The Citadel giant (1987) was a lot of fun to paint. I wanted to make him seem old and unhygenic, but also robust, a little like Boris Yeltsin in his sunset years. I tried to achieve this sozzled effect by covering his pink skin with veins, wrinkles and liver spots. To underline his struggles with the bottle, I gave him a bloodshot eye and a nose ravaged by rosacea. I also added a cask of brandy to his belt and another discarded on the ground. The nearby toadstools are greenstuff and wire -- the dead bush is a painted twig from a smokebush tree.
There was one thing that troubled me about this miniature: he was wearing a short kilt, but there was nothing underneath it. This seemed a rare oversight on the part of sculptor Nick Bibby and a slander to Scotsmen everywhere. And so to remedy this anatomical omission, I fashioned a little set of tackle out of greenstuff, and carefully pared it back with my modelling knife. The key was to achieve a sense that even though time has made this fellow sag, he is still proud of the family tartan.

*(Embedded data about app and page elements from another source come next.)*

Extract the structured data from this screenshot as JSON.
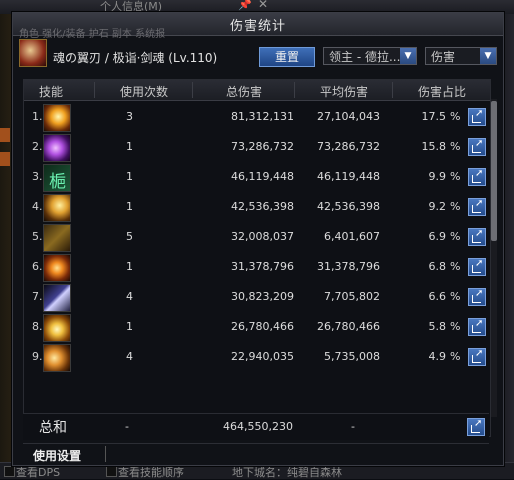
{
  "background": {
    "title": "个人信息(M)",
    "tabs_ghost": "角色   强化/装备   护石   副本   系统报",
    "bottom_items": [
      "查看DPS",
      "查看技能顺序",
      "地下城名：纯碧自森林"
    ]
  },
  "window": {
    "title": "伤害统计",
    "character_name": "魂の翼刃 / 极诣·剑魂 (Lv.110)",
    "reset_button": "重置",
    "target_dropdown": "领主 - 德拉...",
    "metric_dropdown": "伤害",
    "dropdown_arrow": "▼"
  },
  "table": {
    "headers": [
      "技能",
      "使用次数",
      "总伤害",
      "平均伤害",
      "伤害占比"
    ],
    "rows": [
      {
        "index": "1.",
        "uses": "3",
        "total": "81,312,131",
        "average": "27,104,043",
        "share": "17.5",
        "icon": "skill-icon-1"
      },
      {
        "index": "2.",
        "uses": "1",
        "total": "73,286,732",
        "average": "73,286,732",
        "share": "15.8",
        "icon": "skill-icon-2"
      },
      {
        "index": "3.",
        "uses": "1",
        "total": "46,119,448",
        "average": "46,119,448",
        "share": "9.9",
        "icon": "skill-icon-3"
      },
      {
        "index": "4.",
        "uses": "1",
        "total": "42,536,398",
        "average": "42,536,398",
        "share": "9.2",
        "icon": "skill-icon-4"
      },
      {
        "index": "5.",
        "uses": "5",
        "total": "32,008,037",
        "average": "6,401,607",
        "share": "6.9",
        "icon": "skill-icon-5"
      },
      {
        "index": "6.",
        "uses": "1",
        "total": "31,378,796",
        "average": "31,378,796",
        "share": "6.8",
        "icon": "skill-icon-6"
      },
      {
        "index": "7.",
        "uses": "4",
        "total": "30,823,209",
        "average": "7,705,802",
        "share": "6.6",
        "icon": "skill-icon-7"
      },
      {
        "index": "8.",
        "uses": "1",
        "total": "26,780,466",
        "average": "26,780,466",
        "share": "5.8",
        "icon": "skill-icon-8"
      },
      {
        "index": "9.",
        "uses": "4",
        "total": "22,940,035",
        "average": "5,735,008",
        "share": "4.9",
        "icon": "skill-icon-9"
      }
    ],
    "percent_sign": "%"
  },
  "total": {
    "label": "总和",
    "uses": "-",
    "total": "464,550,230",
    "average": "-"
  },
  "footer": {
    "settings_label": "使用设置"
  }
}
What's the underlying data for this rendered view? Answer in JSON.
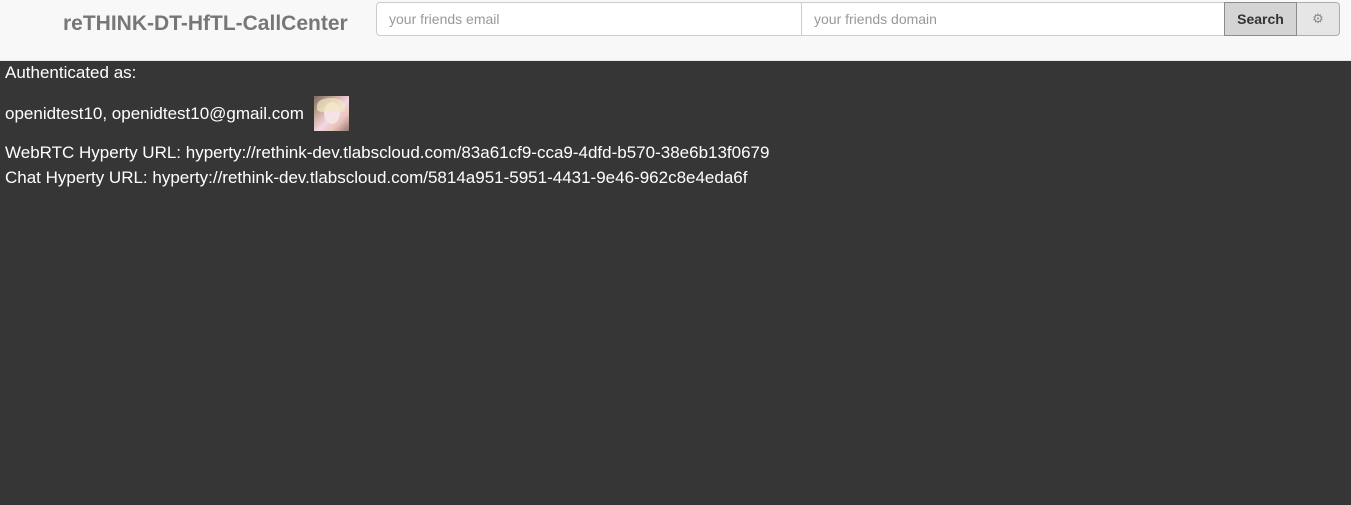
{
  "navbar": {
    "brand": "reTHINK-DT-HfTL-CallCenter",
    "email_placeholder": "your friends email",
    "domain_placeholder": "your friends domain",
    "search_label": "Search",
    "settings_icon": "gear-icon",
    "settings_glyph": "⚙"
  },
  "main": {
    "auth_label": "Authenticated as:",
    "user_text": "openidtest10, openidtest10@gmail.com",
    "webrtc_label": "WebRTC Hyperty URL: hyperty://rethink-dev.tlabscloud.com/83a61cf9-cca9-4dfd-b570-38e6b13f0679",
    "chat_label": "Chat Hyperty URL: hyperty://rethink-dev.tlabscloud.com/5814a951-5951-4431-9e46-962c8e4eda6f"
  },
  "colors": {
    "navbar_bg": "#f8f8f8",
    "content_bg": "#363636",
    "text": "#ffffff",
    "brand": "#777777"
  }
}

Perhaps you'd like a close-up?
The Blue Dragon (1987) is another beauty of a miniature. I love the fact that it isn't slithering or rearing or launching into the old claw/claw/bite routine. Rather, this dragon is merely squatting and looking at the viewer through narrow, crafty eyes. The raised claws suggest that perhaps it is getting ready to cast a spell (a truly unusual pose for a dragon). But I prefer to think that this dragon just likes to talk. "Hmmm," he seems to be saying, "You seem to be a smart sort of fellow. I've a real estate opportunity in Florida for your ears only."
"Coffee's for closers only."
I love Jes Goodwin's Manticore (1987) because his face bears a striking resemblance to Dee Snider from Twisted Sister. In order to do justice to this magnificent sculpture, I tried to make him look as much like a hair-metal lead man as possible. To emphasize his grimace, muscles and feathered hair, I used a very aggressive highlighting technique.
The wings and tail of the manticore display the pleasing effect that can be achieved simply by dry-brushing a carefully sculpted metal miniature. But something is missing... No glam rocker is complete without a spattering of leopard print, so I decided to make this particular manticore a lion in the front and leopard in the back. The leopard pattern isn't difficult to achieve: start with a base of tan brown, highlighted up to a desert yellow. Add some splotches of orange which are are then (very) roughly bordered by dots and curves of medium-dark brown paint. Now he's ready for the Hammersmith Apollo!
"We're not going to take it anymore!"